The task: Among the records below, find each line containing the word "bool" and copy it.

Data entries
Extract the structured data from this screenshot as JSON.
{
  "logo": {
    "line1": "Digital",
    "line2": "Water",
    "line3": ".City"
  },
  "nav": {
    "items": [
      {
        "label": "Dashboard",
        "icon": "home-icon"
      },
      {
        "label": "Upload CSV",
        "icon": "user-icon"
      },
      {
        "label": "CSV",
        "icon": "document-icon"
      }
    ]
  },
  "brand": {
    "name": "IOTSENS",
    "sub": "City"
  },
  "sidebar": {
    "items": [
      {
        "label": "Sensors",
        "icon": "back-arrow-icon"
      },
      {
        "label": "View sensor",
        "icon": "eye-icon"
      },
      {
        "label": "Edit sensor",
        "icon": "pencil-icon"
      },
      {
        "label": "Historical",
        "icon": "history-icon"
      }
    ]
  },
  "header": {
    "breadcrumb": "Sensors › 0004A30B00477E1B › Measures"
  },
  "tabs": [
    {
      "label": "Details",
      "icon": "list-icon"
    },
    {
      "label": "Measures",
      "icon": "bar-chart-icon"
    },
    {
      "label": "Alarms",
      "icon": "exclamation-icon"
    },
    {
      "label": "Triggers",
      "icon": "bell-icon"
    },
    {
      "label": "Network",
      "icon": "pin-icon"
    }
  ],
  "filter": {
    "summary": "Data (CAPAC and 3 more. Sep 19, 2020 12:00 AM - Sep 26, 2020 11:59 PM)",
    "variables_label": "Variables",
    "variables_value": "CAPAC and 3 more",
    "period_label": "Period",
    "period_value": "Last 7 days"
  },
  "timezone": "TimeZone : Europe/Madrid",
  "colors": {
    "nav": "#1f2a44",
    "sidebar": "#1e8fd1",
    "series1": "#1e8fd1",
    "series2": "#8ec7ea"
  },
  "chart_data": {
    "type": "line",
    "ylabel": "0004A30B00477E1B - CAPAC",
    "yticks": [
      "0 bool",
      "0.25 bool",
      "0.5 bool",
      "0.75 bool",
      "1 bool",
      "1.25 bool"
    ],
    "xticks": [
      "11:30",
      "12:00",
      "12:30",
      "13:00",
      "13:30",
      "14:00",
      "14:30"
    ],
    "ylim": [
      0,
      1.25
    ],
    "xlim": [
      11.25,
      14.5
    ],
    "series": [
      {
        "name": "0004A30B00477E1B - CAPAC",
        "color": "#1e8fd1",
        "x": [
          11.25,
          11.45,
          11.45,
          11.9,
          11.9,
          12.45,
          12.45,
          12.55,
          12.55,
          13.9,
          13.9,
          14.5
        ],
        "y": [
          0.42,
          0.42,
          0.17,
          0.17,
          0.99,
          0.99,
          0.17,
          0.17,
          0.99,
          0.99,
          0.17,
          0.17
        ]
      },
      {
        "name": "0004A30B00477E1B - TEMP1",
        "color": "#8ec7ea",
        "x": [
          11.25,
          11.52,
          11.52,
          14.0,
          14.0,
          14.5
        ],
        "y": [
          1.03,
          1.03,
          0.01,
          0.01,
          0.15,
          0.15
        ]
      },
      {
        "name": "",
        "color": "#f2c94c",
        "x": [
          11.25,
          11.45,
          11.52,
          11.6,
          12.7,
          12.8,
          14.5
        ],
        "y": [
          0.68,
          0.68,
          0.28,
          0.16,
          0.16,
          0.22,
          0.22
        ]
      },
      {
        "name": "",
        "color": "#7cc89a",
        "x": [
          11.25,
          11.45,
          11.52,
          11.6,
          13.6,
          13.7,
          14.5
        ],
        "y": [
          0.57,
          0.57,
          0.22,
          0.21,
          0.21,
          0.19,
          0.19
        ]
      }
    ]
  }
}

Task solution:
      "0 bool",
      "0.25 bool",
      "0.5 bool",
      "0.75 bool",
      "1 bool",
      "1.25 bool"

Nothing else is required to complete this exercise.